Search books on Amazon.com for "architect" and you will discover that the most powerful architect in America is White House deputy chief of staff Karl Rove. The Architect: Karl Rove and the Dream of Absolute Power, by James Moore and Wayne Slater, comes up as the No. 2 search result (after Lee W. Waldrep's career guide, Becoming an Architect).
Add to that Henry Kissinger's famous description of power namely, that it's the ultimate aphrodisiac and you might conclude that not only does a bald, bespectacled 56-year-old political operative rule our profession, but he's most likely to attract the nubile White House interns (oops wrong party, different administration...).
As we planned this special issue, the task of identifying the real architects of power proved difficult.

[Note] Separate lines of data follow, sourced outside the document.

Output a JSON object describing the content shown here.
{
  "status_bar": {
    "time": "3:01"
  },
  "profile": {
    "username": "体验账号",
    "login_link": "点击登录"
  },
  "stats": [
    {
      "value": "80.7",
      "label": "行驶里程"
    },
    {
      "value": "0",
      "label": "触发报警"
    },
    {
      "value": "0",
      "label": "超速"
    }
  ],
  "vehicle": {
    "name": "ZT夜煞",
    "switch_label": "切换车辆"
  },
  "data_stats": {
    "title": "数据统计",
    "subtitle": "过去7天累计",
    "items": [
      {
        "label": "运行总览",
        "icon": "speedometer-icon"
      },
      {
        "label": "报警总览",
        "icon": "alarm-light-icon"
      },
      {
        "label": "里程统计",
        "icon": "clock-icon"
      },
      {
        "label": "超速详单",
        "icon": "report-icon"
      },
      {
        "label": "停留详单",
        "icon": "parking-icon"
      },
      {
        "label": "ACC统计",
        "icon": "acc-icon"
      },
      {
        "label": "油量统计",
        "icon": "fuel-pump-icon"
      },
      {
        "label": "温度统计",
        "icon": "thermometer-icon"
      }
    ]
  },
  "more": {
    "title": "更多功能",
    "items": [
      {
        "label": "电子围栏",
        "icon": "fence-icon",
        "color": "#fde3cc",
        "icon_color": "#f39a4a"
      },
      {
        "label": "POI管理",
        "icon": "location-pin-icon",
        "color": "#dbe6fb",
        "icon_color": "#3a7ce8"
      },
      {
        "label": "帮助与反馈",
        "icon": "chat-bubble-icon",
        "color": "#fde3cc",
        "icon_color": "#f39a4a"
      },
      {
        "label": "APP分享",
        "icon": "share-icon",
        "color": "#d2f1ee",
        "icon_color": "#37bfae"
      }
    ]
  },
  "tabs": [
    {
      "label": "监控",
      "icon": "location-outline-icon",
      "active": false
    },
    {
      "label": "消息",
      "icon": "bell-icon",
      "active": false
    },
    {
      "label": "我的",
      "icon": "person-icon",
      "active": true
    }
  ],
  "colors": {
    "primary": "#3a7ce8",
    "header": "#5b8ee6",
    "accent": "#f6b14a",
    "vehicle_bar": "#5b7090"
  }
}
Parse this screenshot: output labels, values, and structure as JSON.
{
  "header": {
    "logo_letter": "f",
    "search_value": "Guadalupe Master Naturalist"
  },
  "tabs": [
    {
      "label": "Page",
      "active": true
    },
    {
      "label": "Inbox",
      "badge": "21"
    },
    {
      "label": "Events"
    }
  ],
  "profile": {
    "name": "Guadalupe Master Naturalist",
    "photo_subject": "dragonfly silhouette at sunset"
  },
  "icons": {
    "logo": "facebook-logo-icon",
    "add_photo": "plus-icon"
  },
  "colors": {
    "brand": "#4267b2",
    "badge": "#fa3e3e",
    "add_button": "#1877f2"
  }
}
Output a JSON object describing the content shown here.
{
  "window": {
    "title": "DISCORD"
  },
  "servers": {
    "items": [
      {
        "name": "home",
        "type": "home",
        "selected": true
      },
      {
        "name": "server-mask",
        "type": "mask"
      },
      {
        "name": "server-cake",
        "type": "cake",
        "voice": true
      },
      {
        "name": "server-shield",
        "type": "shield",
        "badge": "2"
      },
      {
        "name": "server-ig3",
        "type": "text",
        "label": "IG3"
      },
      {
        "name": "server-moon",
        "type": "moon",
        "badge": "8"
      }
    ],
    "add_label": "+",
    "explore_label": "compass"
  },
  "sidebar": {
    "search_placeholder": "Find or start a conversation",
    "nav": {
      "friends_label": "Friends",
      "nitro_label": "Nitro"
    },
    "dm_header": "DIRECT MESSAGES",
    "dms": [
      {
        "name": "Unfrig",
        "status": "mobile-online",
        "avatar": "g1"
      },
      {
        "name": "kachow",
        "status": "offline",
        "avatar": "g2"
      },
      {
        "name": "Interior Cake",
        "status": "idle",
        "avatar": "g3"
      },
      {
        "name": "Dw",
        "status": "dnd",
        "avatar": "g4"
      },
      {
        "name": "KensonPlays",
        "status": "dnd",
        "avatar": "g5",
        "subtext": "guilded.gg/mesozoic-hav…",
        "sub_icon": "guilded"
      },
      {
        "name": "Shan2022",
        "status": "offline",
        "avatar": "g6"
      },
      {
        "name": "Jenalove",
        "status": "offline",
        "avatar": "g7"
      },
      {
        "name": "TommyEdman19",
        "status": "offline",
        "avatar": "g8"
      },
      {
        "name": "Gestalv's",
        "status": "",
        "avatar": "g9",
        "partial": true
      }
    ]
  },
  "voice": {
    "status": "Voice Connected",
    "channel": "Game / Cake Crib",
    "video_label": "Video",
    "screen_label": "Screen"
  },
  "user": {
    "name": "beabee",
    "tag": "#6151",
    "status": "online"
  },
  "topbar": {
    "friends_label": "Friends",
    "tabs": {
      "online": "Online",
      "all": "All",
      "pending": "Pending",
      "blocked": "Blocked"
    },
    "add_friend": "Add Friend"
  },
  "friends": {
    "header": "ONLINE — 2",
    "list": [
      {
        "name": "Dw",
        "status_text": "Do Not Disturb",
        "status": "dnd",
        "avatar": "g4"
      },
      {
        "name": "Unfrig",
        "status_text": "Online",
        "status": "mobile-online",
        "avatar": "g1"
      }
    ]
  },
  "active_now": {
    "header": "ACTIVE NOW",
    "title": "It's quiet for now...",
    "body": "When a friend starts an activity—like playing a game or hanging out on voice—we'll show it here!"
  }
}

We remembered that Philip Johnson whom many would consider the reigning power broker of 20th century architecture nevertheless admitted in 1983, "I am a whore and I am paid very well for building high-rise buildings." Johnson meant to shock, of course, but he was right: His clients had far more power than he ever would, a situation that's changed little since Vitruvius tried to impress the emperor Augustus with a book.
We surveyed lists of the typical superlatives biggest, best, most (and combinations thereof). We realized that these terms are relative, so that drawing meaningful insights from this wealth of information is a less-than-scientific enterprise. We consulted multiple sources: industry research powerhouses like the Greenway Group and ZweigWhite; professional organizations including the American Institute of Architects (AIA) and the Council on Tall Buildings and Urban Habitat. We also created our own rankings using Internet resources such as LexisNexis and Google. Methodology and results varied widely, depending on the source, but we could draw some general observations.